- Exercise directions: One number is the whole answer: the tally of lines in the records below that contain "language".

- The data:

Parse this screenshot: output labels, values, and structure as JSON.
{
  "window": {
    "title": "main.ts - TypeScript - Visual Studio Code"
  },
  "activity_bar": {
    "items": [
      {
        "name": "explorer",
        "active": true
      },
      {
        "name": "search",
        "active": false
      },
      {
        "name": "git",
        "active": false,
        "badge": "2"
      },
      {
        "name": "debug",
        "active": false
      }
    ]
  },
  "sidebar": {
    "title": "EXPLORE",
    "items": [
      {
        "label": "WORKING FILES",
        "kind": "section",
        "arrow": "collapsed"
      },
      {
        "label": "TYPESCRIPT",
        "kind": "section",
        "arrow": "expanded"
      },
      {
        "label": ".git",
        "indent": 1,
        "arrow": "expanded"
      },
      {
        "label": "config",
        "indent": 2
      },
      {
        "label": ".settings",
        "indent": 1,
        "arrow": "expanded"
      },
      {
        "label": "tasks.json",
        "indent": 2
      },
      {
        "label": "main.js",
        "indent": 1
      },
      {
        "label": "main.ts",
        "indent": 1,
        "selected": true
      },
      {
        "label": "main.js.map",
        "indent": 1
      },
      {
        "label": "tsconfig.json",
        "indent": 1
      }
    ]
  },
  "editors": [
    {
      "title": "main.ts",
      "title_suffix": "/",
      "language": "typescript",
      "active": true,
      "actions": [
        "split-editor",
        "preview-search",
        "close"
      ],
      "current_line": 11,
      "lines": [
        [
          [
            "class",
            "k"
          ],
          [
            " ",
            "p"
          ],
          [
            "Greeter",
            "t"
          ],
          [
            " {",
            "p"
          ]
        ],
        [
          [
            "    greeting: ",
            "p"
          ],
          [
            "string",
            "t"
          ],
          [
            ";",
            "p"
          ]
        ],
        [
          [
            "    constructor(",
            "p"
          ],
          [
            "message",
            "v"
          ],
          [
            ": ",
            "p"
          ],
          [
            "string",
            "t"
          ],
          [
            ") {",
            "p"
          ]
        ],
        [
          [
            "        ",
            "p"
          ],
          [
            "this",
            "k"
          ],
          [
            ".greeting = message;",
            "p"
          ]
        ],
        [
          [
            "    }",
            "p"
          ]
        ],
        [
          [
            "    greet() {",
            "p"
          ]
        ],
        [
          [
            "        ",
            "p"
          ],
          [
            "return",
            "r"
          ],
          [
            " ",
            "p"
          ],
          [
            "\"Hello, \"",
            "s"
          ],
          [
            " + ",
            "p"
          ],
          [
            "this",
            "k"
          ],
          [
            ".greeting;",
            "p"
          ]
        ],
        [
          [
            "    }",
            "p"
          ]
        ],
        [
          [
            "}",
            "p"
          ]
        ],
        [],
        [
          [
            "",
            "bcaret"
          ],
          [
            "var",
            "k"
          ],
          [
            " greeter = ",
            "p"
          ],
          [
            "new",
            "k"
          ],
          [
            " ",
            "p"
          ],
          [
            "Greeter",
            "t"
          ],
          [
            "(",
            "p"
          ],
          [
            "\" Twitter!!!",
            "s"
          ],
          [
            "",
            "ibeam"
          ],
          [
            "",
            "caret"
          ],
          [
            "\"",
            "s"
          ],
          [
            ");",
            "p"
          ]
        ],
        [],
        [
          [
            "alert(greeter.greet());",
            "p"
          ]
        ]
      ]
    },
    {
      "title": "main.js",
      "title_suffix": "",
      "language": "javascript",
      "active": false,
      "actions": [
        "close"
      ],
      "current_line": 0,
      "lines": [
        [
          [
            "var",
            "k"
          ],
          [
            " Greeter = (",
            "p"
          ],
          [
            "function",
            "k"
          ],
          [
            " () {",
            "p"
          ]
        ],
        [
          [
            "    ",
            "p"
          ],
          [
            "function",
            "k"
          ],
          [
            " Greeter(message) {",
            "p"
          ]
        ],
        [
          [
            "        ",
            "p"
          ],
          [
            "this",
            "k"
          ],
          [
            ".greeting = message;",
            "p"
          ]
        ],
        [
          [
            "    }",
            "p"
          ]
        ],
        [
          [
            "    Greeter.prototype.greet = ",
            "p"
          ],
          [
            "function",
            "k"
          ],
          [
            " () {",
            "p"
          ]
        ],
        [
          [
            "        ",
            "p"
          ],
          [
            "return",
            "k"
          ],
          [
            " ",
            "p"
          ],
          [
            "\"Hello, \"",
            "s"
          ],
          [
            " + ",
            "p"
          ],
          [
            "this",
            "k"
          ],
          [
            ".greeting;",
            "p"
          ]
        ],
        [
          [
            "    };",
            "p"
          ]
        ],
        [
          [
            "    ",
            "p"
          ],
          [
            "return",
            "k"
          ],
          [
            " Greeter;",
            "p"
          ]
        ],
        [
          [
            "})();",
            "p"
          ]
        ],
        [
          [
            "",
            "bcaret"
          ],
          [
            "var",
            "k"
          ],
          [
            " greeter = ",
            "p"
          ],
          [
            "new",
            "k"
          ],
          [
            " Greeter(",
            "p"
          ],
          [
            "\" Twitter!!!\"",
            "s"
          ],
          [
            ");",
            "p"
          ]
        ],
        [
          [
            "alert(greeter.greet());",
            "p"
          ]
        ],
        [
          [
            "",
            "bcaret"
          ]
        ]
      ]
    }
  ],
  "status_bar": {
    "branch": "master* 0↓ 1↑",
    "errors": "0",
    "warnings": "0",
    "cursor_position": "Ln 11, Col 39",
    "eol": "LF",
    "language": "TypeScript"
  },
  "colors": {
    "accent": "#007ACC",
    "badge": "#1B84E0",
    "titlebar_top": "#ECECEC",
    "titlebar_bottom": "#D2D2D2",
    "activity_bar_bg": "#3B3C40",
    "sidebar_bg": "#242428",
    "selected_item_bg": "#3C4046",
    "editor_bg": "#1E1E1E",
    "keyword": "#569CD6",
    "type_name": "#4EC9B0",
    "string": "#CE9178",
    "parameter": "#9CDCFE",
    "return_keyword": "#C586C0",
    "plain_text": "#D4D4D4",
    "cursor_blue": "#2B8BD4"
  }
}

- Your solution: 3